(Element data from apps and pages)
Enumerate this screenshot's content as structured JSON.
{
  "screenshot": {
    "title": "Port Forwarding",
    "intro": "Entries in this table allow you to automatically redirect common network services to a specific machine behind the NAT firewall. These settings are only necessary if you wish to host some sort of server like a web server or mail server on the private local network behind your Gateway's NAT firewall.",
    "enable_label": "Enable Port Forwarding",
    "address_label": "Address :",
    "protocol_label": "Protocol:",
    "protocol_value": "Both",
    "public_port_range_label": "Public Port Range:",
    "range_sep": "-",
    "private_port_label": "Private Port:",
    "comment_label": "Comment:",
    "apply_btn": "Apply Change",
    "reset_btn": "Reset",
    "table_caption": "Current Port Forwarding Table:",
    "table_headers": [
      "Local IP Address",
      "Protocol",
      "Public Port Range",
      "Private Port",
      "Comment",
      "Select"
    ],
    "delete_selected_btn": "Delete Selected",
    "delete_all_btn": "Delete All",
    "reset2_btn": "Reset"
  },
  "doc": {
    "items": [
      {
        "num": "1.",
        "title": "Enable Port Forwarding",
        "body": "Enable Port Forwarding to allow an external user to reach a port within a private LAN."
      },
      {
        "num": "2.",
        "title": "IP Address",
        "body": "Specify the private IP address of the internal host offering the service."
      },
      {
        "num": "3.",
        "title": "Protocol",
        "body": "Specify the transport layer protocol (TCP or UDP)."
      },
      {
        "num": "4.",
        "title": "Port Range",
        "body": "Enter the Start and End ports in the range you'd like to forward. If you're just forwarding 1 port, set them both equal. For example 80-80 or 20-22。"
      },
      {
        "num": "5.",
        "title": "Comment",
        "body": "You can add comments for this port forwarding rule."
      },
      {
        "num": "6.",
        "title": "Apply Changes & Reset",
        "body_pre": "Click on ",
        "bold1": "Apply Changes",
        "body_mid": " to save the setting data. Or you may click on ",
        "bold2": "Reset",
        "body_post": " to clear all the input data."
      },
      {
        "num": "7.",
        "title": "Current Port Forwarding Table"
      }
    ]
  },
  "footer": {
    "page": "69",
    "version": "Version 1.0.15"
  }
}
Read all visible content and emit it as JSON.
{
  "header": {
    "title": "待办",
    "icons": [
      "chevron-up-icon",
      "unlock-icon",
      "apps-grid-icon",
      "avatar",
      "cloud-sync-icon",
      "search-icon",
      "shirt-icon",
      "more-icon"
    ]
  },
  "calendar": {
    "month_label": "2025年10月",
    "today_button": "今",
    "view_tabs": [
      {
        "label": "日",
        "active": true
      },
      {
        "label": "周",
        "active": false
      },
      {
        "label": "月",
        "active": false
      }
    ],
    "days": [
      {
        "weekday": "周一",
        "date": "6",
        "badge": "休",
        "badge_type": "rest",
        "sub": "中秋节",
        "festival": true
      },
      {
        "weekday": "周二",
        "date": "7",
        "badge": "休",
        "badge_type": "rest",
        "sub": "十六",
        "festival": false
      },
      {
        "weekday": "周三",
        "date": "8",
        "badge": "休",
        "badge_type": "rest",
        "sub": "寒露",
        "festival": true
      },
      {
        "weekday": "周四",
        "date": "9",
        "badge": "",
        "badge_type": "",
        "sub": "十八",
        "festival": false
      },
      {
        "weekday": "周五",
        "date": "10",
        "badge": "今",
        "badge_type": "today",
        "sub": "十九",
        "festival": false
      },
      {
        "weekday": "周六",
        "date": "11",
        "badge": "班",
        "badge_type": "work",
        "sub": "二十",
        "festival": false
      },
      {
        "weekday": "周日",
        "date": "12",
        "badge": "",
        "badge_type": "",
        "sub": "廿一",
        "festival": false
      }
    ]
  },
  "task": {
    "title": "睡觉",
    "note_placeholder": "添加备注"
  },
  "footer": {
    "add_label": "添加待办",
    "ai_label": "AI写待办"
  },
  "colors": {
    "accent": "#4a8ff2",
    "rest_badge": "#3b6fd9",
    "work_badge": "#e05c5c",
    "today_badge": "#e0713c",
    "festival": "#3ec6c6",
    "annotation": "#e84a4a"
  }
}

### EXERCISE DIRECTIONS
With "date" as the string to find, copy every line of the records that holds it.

### EXERCISE ANSWER
        "date": "6",
        "date": "7",
        "date": "8",
        "date": "9",
        "date": "10",
        "date": "11",
        "date": "12",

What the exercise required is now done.